What the task asks: Check every line below, and copy those that include "Content".

Material supplied:
════════
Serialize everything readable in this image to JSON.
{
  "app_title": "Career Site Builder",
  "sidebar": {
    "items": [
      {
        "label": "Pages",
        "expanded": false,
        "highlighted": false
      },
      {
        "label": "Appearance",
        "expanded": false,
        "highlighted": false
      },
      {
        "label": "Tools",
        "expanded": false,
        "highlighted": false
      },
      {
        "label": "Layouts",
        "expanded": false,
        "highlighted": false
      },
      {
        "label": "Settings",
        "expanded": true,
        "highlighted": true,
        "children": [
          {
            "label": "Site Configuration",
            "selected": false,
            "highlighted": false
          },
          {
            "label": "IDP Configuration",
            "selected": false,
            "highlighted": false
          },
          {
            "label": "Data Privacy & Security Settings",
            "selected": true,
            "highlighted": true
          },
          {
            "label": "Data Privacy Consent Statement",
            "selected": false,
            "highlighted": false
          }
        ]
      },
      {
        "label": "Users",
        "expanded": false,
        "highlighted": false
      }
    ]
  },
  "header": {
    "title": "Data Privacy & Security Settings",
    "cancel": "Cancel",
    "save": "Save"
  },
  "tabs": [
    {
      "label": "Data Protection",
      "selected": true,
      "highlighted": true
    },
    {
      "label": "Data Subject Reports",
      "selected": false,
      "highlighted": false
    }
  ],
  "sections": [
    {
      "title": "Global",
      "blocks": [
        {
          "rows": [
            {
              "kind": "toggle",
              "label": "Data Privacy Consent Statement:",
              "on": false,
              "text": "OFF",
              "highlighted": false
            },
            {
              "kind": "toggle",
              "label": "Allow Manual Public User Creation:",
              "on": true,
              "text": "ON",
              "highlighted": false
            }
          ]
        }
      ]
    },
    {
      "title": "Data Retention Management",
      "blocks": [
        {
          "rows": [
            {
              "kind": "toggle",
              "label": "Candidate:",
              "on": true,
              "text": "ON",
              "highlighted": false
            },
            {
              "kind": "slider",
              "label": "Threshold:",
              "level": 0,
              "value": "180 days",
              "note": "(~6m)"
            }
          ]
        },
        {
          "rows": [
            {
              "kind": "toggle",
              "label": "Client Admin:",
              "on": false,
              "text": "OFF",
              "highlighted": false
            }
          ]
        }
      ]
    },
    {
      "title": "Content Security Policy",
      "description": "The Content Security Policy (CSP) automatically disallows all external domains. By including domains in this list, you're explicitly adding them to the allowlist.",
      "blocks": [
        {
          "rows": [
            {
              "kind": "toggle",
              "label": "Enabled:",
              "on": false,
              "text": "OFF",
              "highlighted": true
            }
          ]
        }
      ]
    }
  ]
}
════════
Solution to the exercise:
      "title": "Content Security Policy",
      "description": "The Content Security Policy (CSP) automatically disallows all external domains. By including domains in this list, you're explicitly adding them to the allowlist.",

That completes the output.